The screening program will be located at the Sun City senior center in Florida. The program will be conducted on Saturday and Sunday. The Sun City senior center is an ideal location to be occupied by patients aged 65 and above. In addition, it has a conference hall where it is possible to conduct educative seminars. Moreover, it has an open field located nearby, which can be used to pitch tents for screening purposes.

Costs

Item Cost Total
Purchasing spirometry test equipment 10 pieces at $50.00 each $500
Renting of venue at Sun City senior center $1000 for 2 days $1000
Advertising and promotion $200 $200
Hiring tents and transportation logistics $200 $200
TOTAL $1900

Summary

COPD is the third leading cause of preventable deaths in the United States. However, most of these deaths can be prevented through proper COPD screening, which would enable identifying potential symptoms at an early stage. For this reason, this screening exercise will be a first step in helping many aged 65 or above access free COPD screening. This intervention will allow the patients to know their health status as well as provide education and counseling on preventing and dealing with COPD.

References

Jin, J. (2016). Screening for chronic obstructive pulmonary disease. JAMA, 315(13), 1419.

Kenneth, D., Kochanek, M. A., Sherry, L., Murphy, B. S., Xu, J., & Arias, E. (2017). Mortality in the United States, 2016. Web.
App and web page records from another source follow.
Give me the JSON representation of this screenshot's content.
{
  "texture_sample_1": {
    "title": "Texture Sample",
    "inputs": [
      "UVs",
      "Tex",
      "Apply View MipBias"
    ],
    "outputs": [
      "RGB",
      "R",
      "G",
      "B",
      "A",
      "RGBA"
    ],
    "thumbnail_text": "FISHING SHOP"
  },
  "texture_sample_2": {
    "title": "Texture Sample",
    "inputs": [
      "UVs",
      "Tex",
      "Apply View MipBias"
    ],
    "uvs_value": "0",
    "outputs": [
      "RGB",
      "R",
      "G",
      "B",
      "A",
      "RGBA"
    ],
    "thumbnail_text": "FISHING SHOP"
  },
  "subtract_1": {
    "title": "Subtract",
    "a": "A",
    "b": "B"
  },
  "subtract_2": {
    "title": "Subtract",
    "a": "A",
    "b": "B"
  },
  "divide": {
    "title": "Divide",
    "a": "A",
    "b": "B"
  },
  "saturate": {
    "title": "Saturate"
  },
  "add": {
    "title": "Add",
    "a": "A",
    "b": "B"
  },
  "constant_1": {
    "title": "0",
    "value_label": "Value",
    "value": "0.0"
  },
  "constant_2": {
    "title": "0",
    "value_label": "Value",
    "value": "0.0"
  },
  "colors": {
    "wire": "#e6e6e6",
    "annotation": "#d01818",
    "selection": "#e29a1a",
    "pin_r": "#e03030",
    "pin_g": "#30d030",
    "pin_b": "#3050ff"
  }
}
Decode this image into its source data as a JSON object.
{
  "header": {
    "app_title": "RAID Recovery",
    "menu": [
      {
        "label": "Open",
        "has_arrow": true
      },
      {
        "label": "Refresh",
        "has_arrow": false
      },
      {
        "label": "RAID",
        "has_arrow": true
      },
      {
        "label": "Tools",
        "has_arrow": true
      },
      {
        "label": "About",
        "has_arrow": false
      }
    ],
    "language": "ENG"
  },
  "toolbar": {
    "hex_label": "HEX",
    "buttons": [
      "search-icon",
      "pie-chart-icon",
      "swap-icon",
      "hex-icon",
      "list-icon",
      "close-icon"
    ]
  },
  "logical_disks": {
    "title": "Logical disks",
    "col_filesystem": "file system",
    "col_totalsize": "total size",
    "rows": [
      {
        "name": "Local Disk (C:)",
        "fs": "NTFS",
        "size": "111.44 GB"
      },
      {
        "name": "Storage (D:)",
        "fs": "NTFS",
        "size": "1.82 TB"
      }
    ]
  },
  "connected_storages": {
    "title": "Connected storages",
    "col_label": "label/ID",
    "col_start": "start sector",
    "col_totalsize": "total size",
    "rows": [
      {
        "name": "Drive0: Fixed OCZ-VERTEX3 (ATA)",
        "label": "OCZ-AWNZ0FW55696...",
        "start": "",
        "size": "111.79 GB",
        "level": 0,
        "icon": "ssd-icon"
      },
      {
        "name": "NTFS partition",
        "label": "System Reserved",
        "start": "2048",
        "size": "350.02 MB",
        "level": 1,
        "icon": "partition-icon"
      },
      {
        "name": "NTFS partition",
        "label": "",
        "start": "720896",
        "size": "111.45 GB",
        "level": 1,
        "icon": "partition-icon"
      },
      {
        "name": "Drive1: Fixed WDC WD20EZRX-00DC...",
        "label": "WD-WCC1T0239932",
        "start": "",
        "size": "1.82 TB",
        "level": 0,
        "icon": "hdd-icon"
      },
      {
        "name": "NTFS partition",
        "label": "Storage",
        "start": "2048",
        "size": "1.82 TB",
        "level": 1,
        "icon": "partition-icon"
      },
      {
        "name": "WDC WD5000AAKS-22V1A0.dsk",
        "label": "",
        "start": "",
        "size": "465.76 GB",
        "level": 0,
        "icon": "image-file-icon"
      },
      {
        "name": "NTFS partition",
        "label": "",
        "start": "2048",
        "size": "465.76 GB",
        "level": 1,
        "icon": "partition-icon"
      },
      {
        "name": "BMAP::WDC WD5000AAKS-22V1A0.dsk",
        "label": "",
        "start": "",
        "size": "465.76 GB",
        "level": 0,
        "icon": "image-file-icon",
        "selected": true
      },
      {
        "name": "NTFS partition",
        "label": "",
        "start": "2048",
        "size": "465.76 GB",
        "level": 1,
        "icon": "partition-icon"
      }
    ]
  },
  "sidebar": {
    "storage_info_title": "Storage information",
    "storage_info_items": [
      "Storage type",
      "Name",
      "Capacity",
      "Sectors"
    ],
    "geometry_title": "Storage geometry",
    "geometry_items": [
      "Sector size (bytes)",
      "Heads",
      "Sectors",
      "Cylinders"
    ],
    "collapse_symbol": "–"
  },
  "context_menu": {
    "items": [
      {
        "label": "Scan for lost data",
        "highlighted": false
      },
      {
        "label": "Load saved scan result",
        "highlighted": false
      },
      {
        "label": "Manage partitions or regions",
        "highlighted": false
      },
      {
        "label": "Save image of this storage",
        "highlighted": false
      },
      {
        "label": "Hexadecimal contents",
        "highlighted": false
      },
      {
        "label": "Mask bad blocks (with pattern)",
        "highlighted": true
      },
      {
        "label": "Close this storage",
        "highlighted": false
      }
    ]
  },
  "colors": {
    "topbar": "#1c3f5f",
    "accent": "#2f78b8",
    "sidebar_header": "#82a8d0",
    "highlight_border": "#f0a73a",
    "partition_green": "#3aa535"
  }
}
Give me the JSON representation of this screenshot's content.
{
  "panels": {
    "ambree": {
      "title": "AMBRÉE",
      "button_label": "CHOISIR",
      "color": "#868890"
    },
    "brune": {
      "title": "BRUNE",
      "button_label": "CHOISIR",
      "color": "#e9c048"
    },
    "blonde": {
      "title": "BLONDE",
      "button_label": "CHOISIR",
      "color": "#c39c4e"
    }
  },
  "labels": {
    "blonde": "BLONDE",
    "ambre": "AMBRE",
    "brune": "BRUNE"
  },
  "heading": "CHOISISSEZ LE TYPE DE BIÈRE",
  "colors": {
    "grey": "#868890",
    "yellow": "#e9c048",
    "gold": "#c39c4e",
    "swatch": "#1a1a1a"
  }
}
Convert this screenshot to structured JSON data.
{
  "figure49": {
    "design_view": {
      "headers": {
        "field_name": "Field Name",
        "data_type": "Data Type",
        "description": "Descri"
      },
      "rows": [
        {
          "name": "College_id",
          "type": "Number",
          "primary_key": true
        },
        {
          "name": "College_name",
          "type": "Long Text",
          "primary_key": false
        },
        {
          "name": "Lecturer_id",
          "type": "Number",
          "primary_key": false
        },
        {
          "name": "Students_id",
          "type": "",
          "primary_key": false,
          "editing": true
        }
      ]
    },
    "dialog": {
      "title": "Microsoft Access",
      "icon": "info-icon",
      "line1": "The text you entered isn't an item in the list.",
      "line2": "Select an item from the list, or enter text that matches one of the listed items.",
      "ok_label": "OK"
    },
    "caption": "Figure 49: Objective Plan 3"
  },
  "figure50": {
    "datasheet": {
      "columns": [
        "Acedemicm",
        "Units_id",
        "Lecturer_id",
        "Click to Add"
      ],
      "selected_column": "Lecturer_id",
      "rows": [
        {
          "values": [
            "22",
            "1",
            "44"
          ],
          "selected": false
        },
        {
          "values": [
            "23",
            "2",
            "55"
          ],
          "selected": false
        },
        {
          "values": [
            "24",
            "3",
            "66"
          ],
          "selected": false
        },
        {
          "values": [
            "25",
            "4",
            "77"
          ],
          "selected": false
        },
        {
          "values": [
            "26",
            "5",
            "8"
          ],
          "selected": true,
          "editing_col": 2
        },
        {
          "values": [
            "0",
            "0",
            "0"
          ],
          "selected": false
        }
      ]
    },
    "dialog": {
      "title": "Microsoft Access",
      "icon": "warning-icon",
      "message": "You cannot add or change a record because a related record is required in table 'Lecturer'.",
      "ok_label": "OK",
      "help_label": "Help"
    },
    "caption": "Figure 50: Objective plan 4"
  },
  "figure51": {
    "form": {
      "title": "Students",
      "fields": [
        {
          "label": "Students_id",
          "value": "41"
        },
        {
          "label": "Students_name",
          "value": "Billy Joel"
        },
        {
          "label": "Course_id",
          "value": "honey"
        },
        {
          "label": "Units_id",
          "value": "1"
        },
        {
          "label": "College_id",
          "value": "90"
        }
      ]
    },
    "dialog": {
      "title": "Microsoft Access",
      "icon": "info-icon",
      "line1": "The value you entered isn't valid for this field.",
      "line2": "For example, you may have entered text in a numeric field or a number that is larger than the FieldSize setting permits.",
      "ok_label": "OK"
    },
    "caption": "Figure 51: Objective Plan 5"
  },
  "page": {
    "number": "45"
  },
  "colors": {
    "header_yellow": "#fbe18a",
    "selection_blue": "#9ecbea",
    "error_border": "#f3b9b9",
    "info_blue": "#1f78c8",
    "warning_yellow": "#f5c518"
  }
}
Tilert, T., Dillon, C., Paulose-Ram, R., Hnizdo, E., & Doney, B. (2013). Estimating the US prevalence of chronic obstructive pulmonary disease using pre-and post-bronchodilator spirometry: The National Health and Nutrition Examination Survey (NHANES) 2007–2010. Respiratory Research, 14(1), 103.